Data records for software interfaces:
■ ■ ■ ■ ■ ■ ■

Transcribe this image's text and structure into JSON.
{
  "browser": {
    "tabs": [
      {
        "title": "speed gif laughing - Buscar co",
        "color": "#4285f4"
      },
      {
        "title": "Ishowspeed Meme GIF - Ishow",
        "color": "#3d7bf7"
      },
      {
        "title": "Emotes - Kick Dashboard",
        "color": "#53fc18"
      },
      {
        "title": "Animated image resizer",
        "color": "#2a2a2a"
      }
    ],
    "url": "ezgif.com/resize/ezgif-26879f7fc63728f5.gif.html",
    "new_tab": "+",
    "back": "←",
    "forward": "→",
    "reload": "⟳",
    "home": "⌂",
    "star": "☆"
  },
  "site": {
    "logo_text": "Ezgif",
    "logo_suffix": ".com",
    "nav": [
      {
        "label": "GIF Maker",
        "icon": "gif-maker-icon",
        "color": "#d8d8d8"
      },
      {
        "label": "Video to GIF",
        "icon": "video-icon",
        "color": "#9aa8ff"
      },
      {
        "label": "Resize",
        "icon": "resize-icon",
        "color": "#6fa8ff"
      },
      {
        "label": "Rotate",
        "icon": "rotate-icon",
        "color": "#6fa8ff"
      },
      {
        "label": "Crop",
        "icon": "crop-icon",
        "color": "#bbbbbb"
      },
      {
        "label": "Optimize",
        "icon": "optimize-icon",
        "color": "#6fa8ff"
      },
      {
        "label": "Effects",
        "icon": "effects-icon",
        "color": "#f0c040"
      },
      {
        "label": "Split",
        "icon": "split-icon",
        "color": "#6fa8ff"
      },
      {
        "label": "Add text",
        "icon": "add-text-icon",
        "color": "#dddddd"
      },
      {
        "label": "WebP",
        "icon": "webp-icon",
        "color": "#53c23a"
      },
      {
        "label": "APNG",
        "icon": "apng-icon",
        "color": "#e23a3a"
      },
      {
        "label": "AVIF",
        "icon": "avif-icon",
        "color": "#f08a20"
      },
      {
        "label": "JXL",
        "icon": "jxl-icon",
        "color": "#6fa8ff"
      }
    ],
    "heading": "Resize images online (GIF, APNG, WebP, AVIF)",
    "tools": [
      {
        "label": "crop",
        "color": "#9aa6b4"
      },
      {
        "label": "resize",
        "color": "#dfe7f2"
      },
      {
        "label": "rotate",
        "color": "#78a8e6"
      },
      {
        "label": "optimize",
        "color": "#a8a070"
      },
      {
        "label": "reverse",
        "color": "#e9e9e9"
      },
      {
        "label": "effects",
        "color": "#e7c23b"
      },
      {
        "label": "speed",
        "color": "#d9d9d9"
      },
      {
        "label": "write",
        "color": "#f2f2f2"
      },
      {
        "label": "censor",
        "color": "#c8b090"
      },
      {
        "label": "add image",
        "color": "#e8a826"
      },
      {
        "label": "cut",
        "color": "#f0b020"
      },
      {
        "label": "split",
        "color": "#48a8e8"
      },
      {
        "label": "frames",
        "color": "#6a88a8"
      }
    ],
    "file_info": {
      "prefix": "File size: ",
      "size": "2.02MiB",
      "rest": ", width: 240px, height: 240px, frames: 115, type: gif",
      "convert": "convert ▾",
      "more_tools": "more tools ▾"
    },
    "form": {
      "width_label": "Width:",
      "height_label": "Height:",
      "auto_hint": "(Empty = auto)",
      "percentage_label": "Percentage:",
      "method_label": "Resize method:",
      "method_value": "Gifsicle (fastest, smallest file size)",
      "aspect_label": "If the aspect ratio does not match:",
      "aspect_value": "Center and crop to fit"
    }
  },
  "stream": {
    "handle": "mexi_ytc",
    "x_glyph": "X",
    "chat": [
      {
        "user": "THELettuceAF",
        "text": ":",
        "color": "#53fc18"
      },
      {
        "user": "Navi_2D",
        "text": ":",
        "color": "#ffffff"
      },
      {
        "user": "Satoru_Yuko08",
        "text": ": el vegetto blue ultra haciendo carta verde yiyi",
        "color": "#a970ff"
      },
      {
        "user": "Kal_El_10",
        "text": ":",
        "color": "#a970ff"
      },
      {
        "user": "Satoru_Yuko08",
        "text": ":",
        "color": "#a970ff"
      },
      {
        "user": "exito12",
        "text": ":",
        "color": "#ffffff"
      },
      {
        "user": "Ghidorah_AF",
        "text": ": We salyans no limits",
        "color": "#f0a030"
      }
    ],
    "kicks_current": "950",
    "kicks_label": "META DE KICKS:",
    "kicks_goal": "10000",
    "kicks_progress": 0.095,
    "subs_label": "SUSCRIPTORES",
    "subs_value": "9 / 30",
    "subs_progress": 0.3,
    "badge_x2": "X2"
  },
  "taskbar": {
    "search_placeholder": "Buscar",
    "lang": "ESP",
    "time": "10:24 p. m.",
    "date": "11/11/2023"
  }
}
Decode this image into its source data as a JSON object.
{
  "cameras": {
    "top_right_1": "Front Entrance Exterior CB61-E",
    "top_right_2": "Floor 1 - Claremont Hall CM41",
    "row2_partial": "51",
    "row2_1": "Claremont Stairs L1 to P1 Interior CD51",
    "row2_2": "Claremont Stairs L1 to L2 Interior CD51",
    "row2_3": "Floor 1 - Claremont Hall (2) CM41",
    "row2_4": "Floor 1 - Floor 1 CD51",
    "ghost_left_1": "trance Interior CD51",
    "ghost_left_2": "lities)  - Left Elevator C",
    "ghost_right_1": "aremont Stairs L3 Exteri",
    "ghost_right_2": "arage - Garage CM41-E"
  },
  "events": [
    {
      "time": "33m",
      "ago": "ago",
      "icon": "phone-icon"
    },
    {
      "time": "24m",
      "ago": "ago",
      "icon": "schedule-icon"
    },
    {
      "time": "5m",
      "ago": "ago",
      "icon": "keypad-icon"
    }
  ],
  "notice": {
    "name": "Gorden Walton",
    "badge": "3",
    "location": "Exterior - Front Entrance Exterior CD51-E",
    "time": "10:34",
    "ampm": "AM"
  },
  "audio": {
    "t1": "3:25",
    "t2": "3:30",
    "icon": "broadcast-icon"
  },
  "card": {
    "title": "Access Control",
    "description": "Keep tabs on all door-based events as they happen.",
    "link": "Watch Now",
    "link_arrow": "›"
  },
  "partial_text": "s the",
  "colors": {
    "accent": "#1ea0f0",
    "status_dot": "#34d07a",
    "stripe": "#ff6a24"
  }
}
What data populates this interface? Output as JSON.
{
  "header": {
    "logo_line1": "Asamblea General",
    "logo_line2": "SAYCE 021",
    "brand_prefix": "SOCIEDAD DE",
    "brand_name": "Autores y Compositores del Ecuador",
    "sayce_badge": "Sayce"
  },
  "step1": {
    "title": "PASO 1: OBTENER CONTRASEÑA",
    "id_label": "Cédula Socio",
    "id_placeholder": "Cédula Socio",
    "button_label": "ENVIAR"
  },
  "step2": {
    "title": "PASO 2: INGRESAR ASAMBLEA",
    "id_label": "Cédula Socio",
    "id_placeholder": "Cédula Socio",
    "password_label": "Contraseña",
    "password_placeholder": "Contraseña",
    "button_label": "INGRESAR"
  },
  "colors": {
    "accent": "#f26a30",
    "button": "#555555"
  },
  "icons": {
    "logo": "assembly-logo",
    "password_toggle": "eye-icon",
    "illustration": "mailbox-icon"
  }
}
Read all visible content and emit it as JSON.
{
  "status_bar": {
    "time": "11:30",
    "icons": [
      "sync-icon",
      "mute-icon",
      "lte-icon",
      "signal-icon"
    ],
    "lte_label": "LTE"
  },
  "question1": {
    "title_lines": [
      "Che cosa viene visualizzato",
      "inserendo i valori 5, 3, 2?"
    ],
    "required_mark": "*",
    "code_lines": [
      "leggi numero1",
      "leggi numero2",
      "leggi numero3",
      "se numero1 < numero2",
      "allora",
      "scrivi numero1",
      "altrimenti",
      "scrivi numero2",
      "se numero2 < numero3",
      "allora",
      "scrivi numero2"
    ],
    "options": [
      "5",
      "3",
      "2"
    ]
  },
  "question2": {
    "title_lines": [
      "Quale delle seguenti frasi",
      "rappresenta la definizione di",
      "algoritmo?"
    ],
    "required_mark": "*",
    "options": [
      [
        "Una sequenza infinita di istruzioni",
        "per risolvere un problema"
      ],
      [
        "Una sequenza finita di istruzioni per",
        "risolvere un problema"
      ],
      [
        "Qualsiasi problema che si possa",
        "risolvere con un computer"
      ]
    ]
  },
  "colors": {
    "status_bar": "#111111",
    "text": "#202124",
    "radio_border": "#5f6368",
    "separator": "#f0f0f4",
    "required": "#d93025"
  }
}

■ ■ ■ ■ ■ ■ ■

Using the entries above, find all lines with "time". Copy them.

_Answer section_.
    "time": "10:24 p. m.",
      "time": "33m",
      "time": "24m",
      "time": "5m",
    "time": "10:34",
    "time": "11:30",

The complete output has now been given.